Work instruction.
Please return all lines of the data below containing the string "frame".

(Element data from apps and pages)
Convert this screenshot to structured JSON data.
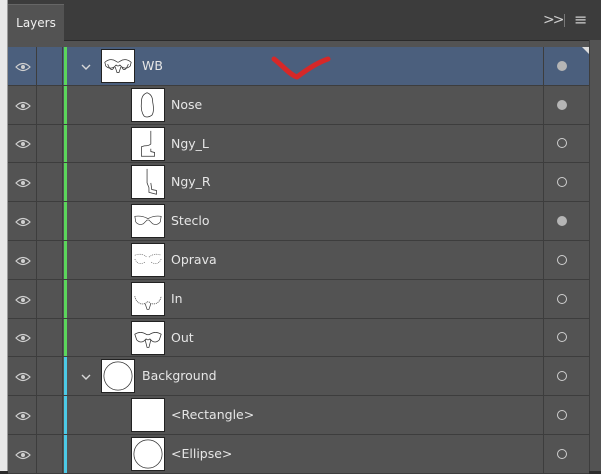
{
  "panel": {
    "tab_label": "Layers",
    "collapse_icon": ">>",
    "menu_icon": "hamburger-menu-icon"
  },
  "layers": [
    {
      "name": "WB",
      "level": 0,
      "expanded": true,
      "selected": true,
      "visible": true,
      "target_filled": true,
      "color": "#5bd65b",
      "thumb": "glasses-front-icon"
    },
    {
      "name": "Nose",
      "level": 1,
      "visible": true,
      "target_filled": true,
      "color": "#5bd65b",
      "thumb": "nose-shape-icon"
    },
    {
      "name": "Ngy_L",
      "level": 1,
      "visible": true,
      "target_filled": false,
      "color": "#5bd65b",
      "thumb": "temple-left-icon"
    },
    {
      "name": "Ngy_R",
      "level": 1,
      "visible": true,
      "target_filled": false,
      "color": "#5bd65b",
      "thumb": "temple-right-icon"
    },
    {
      "name": "Steclo",
      "level": 1,
      "visible": true,
      "target_filled": true,
      "color": "#5bd65b",
      "thumb": "lenses-icon"
    },
    {
      "name": "Oprava",
      "level": 1,
      "visible": true,
      "target_filled": false,
      "color": "#5bd65b",
      "thumb": "frame-icon"
    },
    {
      "name": "In",
      "level": 1,
      "visible": true,
      "target_filled": false,
      "color": "#5bd65b",
      "thumb": "frame-inner-icon"
    },
    {
      "name": "Out",
      "level": 1,
      "visible": true,
      "target_filled": false,
      "color": "#5bd65b",
      "thumb": "frame-outer-icon"
    },
    {
      "name": "Background",
      "level": 0,
      "expanded": true,
      "visible": true,
      "target_filled": false,
      "color": "#4cc9e6",
      "thumb": "circle-icon"
    },
    {
      "name": "<Rectangle>",
      "level": 1,
      "visible": true,
      "target_filled": false,
      "color": "#4cc9e6",
      "thumb": "blank-icon"
    },
    {
      "name": "<Ellipse>",
      "level": 1,
      "visible": true,
      "target_filled": false,
      "color": "#4cc9e6",
      "thumb": "circle-icon"
    }
  ],
  "annotation": {
    "color": "#d62828",
    "icon": "red-checkmark-annotation"
  }
}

Answer area.
      "thumb": "frame-icon"
      "thumb": "frame-inner-icon"
      "thumb": "frame-outer-icon"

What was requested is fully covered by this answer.